> _Given data_
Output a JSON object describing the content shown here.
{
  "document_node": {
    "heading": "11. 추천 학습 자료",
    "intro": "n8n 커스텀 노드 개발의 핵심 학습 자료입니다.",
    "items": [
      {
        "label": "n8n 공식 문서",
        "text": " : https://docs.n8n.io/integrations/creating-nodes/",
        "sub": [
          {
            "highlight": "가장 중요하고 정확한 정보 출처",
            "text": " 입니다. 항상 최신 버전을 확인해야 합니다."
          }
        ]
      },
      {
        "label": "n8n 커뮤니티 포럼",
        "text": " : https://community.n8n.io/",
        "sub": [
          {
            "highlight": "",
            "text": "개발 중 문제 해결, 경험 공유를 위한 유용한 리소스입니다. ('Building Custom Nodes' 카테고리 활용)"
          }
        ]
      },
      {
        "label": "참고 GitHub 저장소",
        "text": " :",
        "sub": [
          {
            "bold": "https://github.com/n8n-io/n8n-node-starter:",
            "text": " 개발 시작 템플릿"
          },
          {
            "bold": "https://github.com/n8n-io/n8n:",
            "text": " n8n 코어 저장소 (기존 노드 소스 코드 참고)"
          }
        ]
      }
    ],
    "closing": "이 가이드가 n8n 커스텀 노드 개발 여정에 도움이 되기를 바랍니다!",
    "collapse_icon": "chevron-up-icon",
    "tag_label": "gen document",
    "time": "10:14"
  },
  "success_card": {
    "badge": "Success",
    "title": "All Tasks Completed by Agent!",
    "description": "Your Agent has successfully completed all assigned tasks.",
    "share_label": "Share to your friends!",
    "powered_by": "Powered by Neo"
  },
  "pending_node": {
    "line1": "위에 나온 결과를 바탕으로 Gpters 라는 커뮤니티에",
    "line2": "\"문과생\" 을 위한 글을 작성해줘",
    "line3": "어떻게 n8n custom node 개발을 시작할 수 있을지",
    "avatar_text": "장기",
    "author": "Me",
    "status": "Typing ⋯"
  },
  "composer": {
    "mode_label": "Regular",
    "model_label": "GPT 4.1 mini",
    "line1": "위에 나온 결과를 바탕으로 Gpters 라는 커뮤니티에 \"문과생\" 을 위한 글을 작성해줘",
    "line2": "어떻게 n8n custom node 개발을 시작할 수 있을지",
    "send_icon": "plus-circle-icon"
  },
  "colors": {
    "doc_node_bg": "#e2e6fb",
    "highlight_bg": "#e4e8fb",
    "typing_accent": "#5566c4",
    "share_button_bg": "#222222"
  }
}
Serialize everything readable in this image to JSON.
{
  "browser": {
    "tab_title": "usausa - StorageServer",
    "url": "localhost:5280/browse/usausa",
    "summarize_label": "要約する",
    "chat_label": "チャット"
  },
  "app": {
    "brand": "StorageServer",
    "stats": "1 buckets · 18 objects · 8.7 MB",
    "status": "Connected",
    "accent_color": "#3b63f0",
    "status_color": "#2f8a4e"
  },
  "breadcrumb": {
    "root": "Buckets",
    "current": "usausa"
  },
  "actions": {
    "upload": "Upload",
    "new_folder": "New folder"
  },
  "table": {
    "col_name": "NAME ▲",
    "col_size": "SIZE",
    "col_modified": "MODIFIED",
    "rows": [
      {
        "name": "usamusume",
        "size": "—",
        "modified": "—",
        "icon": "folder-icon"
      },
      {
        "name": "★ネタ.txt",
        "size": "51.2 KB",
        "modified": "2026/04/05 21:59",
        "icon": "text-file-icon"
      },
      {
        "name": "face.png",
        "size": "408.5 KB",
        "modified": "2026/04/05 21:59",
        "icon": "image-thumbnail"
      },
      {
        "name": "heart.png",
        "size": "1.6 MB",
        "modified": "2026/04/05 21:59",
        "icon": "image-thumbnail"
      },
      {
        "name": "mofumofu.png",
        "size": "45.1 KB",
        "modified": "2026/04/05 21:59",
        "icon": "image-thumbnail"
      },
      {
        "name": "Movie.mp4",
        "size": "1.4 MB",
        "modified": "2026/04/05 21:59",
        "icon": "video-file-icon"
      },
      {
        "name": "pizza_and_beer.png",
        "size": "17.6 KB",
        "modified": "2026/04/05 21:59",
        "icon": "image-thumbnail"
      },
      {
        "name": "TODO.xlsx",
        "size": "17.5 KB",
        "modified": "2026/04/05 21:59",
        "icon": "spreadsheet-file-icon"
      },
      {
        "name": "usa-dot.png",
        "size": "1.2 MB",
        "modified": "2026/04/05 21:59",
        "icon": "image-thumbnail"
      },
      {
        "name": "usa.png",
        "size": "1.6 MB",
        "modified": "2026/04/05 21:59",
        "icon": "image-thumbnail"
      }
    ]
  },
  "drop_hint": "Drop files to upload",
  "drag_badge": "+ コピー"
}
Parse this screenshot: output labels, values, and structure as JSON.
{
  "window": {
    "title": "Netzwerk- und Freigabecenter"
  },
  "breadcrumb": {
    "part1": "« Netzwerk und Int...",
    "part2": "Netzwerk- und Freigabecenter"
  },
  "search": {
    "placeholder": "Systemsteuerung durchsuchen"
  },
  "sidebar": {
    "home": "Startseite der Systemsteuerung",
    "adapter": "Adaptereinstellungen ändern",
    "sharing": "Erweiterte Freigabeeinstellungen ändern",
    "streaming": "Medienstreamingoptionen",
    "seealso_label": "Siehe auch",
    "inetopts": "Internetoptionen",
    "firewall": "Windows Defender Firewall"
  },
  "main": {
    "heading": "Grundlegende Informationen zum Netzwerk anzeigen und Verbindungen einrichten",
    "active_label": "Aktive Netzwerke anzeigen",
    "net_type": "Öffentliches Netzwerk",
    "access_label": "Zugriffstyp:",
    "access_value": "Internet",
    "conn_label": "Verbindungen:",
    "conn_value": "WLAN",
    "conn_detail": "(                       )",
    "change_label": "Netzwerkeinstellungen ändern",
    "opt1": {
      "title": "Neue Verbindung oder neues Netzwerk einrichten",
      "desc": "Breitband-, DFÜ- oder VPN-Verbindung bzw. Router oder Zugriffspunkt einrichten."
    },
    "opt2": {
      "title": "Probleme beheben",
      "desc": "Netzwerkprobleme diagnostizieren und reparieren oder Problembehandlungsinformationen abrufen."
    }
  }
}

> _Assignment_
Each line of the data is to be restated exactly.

> _Result of the task_
Output a JSON object describing the content shown here.
{
  "document_node": {
    "heading": "11. 추천 학습 자료",
    "intro": "n8n 커스텀 노드 개발의 핵심 학습 자료입니다.",
    "items": [
      {
        "label": "n8n 공식 문서",
        "text": " : https://docs.n8n.io/integrations/creating-nodes/",
        "sub": [
          {
            "highlight": "가장 중요하고 정확한 정보 출처",
            "text": " 입니다. 항상 최신 버전을 확인해야 합니다."
          }
        ]
      },
      {
        "label": "n8n 커뮤니티 포럼",
        "text": " : https://community.n8n.io/",
        "sub": [
          {
            "highlight": "",
            "text": "개발 중 문제 해결, 경험 공유를 위한 유용한 리소스입니다. ('Building Custom Nodes' 카테고리 활용)"
          }
        ]
      },
      {
        "label": "참고 GitHub 저장소",
        "text": " :",
        "sub": [
          {
            "bold": "https://github.com/n8n-io/n8n-node-starter:",
            "text": " 개발 시작 템플릿"
          },
          {
            "bold": "https://github.com/n8n-io/n8n:",
            "text": " n8n 코어 저장소 (기존 노드 소스 코드 참고)"
          }
        ]
      }
    ],
    "closing": "이 가이드가 n8n 커스텀 노드 개발 여정에 도움이 되기를 바랍니다!",
    "collapse_icon": "chevron-up-icon",
    "tag_label": "gen document",
    "time": "10:14"
  },
  "success_card": {
    "badge": "Success",
    "title": "All Tasks Completed by Agent!",
    "description": "Your Agent has successfully completed all assigned tasks.",
    "share_label": "Share to your friends!",
    "powered_by": "Powered by Neo"
  },
  "pending_node": {
    "line1": "위에 나온 결과를 바탕으로 Gpters 라는 커뮤니티에",
    "line2": "\"문과생\" 을 위한 글을 작성해줘",
    "line3": "어떻게 n8n custom node 개발을 시작할 수 있을지",
    "avatar_text": "장기",
    "author": "Me",
    "status": "Typing ⋯"
  },
  "composer": {
    "mode_label": "Regular",
    "model_label": "GPT 4.1 mini",
    "line1": "위에 나온 결과를 바탕으로 Gpters 라는 커뮤니티에 \"문과생\" 을 위한 글을 작성해줘",
    "line2": "어떻게 n8n custom node 개발을 시작할 수 있을지",
    "send_icon": "plus-circle-icon"
  },
  "colors": {
    "doc_node_bg": "#e2e6fb",
    "highlight_bg": "#e4e8fb",
    "typing_accent": "#5566c4",
    "share_button_bg": "#222222"
  }
}
Serialize everything readable in this image to JSON.
{
  "browser": {
    "tab_title": "usausa - StorageServer",
    "url": "localhost:5280/browse/usausa",
    "summarize_label": "要約する",
    "chat_label": "チャット"
  },
  "app": {
    "brand": "StorageServer",
    "stats": "1 buckets · 18 objects · 8.7 MB",
    "status": "Connected",
    "accent_color": "#3b63f0",
    "status_color": "#2f8a4e"
  },
  "breadcrumb": {
    "root": "Buckets",
    "current": "usausa"
  },
  "actions": {
    "upload": "Upload",
    "new_folder": "New folder"
  },
  "table": {
    "col_name": "NAME ▲",
    "col_size": "SIZE",
    "col_modified": "MODIFIED",
    "rows": [
      {
        "name": "usamusume",
        "size": "—",
        "modified": "—",
        "icon": "folder-icon"
      },
      {
        "name": "★ネタ.txt",
        "size": "51.2 KB",
        "modified": "2026/04/05 21:59",
        "icon": "text-file-icon"
      },
      {
        "name": "face.png",
        "size": "408.5 KB",
        "modified": "2026/04/05 21:59",
        "icon": "image-thumbnail"
      },
      {
        "name": "heart.png",
        "size": "1.6 MB",
        "modified": "2026/04/05 21:59",
        "icon": "image-thumbnail"
      },
      {
        "name": "mofumofu.png",
        "size": "45.1 KB",
        "modified": "2026/04/05 21:59",
        "icon": "image-thumbnail"
      },
      {
        "name": "Movie.mp4",
        "size": "1.4 MB",
        "modified": "2026/04/05 21:59",
        "icon": "video-file-icon"
      },
      {
        "name": "pizza_and_beer.png",
        "size": "17.6 KB",
        "modified": "2026/04/05 21:59",
        "icon": "image-thumbnail"
      },
      {
        "name": "TODO.xlsx",
        "size": "17.5 KB",
        "modified": "2026/04/05 21:59",
        "icon": "spreadsheet-file-icon"
      },
      {
        "name": "usa-dot.png",
        "size": "1.2 MB",
        "modified": "2026/04/05 21:59",
        "icon": "image-thumbnail"
      },
      {
        "name": "usa.png",
        "size": "1.6 MB",
        "modified": "2026/04/05 21:59",
        "icon": "image-thumbnail"
      }
    ]
  },
  "drop_hint": "Drop files to upload",
  "drag_badge": "+ コピー"
}
Parse this screenshot: output labels, values, and structure as JSON.
{
  "window": {
    "title": "Netzwerk- und Freigabecenter"
  },
  "breadcrumb": {
    "part1": "« Netzwerk und Int...",
    "part2": "Netzwerk- und Freigabecenter"
  },
  "search": {
    "placeholder": "Systemsteuerung durchsuchen"
  },
  "sidebar": {
    "home": "Startseite der Systemsteuerung",
    "adapter": "Adaptereinstellungen ändern",
    "sharing": "Erweiterte Freigabeeinstellungen ändern",
    "streaming": "Medienstreamingoptionen",
    "seealso_label": "Siehe auch",
    "inetopts": "Internetoptionen",
    "firewall": "Windows Defender Firewall"
  },
  "main": {
    "heading": "Grundlegende Informationen zum Netzwerk anzeigen und Verbindungen einrichten",
    "active_label": "Aktive Netzwerke anzeigen",
    "net_type": "Öffentliches Netzwerk",
    "access_label": "Zugriffstyp:",
    "access_value": "Internet",
    "conn_label": "Verbindungen:",
    "conn_value": "WLAN",
    "conn_detail": "(                       )",
    "change_label": "Netzwerkeinstellungen ändern",
    "opt1": {
      "title": "Neue Verbindung oder neues Netzwerk einrichten",
      "desc": "Breitband-, DFÜ- oder VPN-Verbindung bzw. Router oder Zugriffspunkt einrichten."
    },
    "opt2": {
      "title": "Probleme beheben",
      "desc": "Netzwerkprobleme diagnostizieren und reparieren oder Problembehandlungsinformationen abrufen."
    }
  }
}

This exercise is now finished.